|Classification internationale||A23K20/195, A61K31/365|
|Classification coopérative||A61K31/365, A23K20/195|
|Classification européenne||A23K1/17, A61K31/365|
|28 avr. 1989||AS||Assignment|
Owner name: MERCK & CO., INC., A CORP. OF NJ, NEW JERSEY
Free format text: ASSIGNMENT OF ASSIGNORS INTEREST.;ASSIGNOR:WALLACE, DENNIS H.;REEL/FRAME:005067/0451
Effective date: 19871002
|15 déc. 1992||FPAY||Fee payment|
Year of fee payment: 4

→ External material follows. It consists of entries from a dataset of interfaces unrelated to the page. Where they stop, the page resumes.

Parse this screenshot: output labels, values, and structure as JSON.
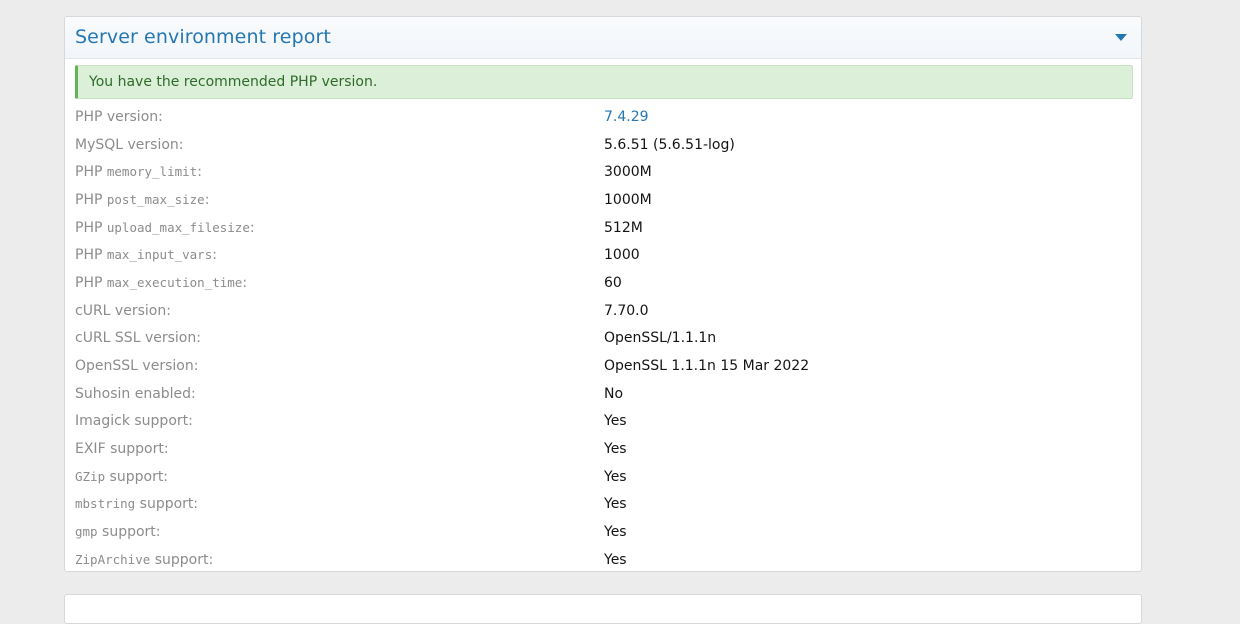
{
  "report": {
    "title": "Server environment report",
    "notice": "You have the recommended PHP version.",
    "rows": [
      {
        "prefix": "PHP version:",
        "code": "",
        "suffix": "",
        "value": "7.4.29"
      },
      {
        "prefix": "MySQL version:",
        "code": "",
        "suffix": "",
        "value": "5.6.51 (5.6.51-log)"
      },
      {
        "prefix": "PHP ",
        "code": "memory_limit",
        "suffix": ":",
        "value": "3000M"
      },
      {
        "prefix": "PHP ",
        "code": "post_max_size",
        "suffix": ":",
        "value": "1000M"
      },
      {
        "prefix": "PHP ",
        "code": "upload_max_filesize",
        "suffix": ":",
        "value": "512M"
      },
      {
        "prefix": "PHP ",
        "code": "max_input_vars",
        "suffix": ":",
        "value": "1000"
      },
      {
        "prefix": "PHP ",
        "code": "max_execution_time",
        "suffix": ":",
        "value": "60"
      },
      {
        "prefix": "cURL version:",
        "code": "",
        "suffix": "",
        "value": "7.70.0"
      },
      {
        "prefix": "cURL SSL version:",
        "code": "",
        "suffix": "",
        "value": "OpenSSL/1.1.1n"
      },
      {
        "prefix": "OpenSSL version:",
        "code": "",
        "suffix": "",
        "value": "OpenSSL 1.1.1n 15 Mar 2022"
      },
      {
        "prefix": "Suhosin enabled:",
        "code": "",
        "suffix": "",
        "value": "No"
      },
      {
        "prefix": "Imagick support:",
        "code": "",
        "suffix": "",
        "value": "Yes"
      },
      {
        "prefix": "EXIF support:",
        "code": "",
        "suffix": "",
        "value": "Yes"
      },
      {
        "prefix": "",
        "code": "GZip",
        "suffix": " support:",
        "value": "Yes"
      },
      {
        "prefix": "",
        "code": "mbstring",
        "suffix": " support:",
        "value": "Yes"
      },
      {
        "prefix": "",
        "code": "gmp",
        "suffix": " support:",
        "value": "Yes"
      },
      {
        "prefix": "",
        "code": "ZipArchive",
        "suffix": " support:",
        "value": "Yes"
      }
    ]
  },
  "colors": {
    "accent": "#2577b1",
    "notice_bg": "#dcefd8",
    "notice_border": "#63b256"
  }
}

|17 déc. 1996||FPAY||Fee payment|
Year of fee payment: 8
|27 déc. 2000||FPAY||Fee payment|
Year of fee payment: 12